[Dataset rows describing interfaces]
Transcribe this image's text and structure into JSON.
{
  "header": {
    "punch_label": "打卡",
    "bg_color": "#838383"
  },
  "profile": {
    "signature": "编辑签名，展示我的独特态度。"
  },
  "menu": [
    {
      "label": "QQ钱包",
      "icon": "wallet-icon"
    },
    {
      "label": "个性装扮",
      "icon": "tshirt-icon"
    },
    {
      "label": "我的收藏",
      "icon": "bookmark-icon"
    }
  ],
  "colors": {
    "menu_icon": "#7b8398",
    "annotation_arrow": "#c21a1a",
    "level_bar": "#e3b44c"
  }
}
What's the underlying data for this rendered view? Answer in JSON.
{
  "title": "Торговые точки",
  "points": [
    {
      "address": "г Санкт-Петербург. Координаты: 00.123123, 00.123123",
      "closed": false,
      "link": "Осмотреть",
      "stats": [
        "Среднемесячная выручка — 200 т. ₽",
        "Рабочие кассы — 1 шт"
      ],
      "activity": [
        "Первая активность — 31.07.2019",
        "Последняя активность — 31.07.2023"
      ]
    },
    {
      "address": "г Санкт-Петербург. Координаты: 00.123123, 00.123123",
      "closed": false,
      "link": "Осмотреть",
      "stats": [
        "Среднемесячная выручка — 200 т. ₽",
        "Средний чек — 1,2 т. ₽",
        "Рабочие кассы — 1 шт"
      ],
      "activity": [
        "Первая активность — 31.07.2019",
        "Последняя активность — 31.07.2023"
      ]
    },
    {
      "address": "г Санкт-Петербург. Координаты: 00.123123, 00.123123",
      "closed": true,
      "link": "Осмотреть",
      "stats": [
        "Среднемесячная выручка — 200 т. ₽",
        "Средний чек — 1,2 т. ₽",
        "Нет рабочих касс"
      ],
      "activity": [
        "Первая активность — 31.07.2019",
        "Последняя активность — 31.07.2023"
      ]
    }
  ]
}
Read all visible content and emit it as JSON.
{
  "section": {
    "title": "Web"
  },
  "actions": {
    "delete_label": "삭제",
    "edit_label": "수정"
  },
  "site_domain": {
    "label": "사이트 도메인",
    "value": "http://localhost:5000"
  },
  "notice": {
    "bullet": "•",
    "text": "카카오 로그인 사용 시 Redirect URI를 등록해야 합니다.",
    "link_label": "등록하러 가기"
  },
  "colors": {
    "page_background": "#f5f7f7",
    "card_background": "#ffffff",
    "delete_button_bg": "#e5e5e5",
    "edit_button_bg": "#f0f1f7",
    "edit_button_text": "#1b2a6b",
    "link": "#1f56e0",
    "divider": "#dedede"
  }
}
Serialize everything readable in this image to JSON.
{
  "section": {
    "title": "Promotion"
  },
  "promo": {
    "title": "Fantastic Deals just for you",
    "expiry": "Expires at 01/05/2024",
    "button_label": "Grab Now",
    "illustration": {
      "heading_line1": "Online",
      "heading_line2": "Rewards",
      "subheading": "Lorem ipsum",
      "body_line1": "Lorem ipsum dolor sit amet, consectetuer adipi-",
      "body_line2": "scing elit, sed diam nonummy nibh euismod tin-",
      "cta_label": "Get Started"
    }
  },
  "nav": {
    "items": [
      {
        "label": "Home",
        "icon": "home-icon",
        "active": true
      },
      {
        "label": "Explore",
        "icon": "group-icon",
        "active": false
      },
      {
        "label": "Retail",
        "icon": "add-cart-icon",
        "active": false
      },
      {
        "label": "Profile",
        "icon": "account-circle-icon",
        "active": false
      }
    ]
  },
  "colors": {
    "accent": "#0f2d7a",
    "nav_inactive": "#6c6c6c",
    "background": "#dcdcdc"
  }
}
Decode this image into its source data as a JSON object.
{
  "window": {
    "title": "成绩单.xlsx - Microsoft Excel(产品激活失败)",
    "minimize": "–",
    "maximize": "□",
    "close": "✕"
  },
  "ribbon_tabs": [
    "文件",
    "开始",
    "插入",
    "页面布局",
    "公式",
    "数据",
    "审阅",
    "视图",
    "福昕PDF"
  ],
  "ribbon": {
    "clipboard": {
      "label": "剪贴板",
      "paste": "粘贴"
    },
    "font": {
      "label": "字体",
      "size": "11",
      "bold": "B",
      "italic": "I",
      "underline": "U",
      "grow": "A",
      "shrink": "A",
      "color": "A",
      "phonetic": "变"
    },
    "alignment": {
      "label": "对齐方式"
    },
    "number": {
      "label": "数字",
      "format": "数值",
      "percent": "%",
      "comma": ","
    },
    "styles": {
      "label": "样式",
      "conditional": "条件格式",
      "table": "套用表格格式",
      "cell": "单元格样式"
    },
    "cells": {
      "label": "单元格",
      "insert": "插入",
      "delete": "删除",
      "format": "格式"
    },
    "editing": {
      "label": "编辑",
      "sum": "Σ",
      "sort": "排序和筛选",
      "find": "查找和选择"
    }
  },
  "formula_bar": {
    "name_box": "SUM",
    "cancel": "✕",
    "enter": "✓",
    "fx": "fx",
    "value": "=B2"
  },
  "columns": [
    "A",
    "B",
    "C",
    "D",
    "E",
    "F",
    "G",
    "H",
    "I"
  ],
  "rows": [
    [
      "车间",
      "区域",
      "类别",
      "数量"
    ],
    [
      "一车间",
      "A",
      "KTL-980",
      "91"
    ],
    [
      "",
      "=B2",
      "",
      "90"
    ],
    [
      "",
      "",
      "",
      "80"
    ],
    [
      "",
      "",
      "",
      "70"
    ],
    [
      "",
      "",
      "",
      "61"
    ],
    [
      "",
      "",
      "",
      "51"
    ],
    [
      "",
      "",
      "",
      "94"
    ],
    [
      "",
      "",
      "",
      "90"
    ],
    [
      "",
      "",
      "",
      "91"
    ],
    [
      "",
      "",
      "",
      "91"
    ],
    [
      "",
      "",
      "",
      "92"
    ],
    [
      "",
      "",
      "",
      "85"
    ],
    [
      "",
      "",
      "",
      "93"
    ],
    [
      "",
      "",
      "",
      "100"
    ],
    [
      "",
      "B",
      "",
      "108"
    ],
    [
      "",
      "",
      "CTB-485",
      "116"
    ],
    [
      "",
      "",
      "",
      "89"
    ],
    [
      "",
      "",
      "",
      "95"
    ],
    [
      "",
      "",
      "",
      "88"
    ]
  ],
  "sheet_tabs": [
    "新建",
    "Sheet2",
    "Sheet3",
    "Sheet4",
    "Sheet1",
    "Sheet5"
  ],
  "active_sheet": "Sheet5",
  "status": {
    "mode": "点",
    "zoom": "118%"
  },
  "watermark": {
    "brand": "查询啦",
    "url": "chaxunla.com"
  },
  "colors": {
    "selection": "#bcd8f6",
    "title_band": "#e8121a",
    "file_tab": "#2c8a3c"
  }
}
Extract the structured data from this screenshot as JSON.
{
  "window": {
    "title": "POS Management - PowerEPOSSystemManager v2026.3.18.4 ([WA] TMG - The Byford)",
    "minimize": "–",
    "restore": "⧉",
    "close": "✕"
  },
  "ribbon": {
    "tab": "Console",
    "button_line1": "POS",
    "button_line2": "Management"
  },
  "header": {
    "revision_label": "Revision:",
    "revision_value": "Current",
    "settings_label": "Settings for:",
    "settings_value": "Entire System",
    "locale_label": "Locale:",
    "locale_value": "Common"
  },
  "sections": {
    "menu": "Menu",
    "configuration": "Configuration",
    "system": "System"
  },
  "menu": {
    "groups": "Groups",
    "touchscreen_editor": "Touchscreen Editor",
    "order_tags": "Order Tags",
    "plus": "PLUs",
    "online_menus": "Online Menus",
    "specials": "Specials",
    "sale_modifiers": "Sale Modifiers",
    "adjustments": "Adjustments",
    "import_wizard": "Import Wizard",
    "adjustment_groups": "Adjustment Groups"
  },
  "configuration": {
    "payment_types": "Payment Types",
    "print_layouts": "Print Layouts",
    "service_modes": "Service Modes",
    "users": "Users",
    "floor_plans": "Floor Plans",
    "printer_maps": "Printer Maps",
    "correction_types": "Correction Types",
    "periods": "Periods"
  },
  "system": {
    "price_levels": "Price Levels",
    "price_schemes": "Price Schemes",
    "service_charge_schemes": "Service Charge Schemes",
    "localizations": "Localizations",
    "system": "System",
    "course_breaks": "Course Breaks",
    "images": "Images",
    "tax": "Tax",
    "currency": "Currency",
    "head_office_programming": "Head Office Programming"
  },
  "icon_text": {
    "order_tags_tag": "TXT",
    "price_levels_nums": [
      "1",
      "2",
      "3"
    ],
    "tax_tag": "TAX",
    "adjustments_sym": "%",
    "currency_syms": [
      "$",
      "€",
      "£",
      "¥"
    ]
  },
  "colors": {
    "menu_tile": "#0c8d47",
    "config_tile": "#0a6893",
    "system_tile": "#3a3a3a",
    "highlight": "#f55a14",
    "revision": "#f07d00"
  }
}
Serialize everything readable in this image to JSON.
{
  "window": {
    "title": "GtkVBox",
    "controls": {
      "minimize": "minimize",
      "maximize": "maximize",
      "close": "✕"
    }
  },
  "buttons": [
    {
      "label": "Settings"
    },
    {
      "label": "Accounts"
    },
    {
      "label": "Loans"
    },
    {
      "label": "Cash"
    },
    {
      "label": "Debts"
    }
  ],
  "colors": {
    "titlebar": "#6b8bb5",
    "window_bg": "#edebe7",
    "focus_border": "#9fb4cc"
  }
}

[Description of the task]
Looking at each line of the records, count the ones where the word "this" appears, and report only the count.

[Reply to the exercise]
6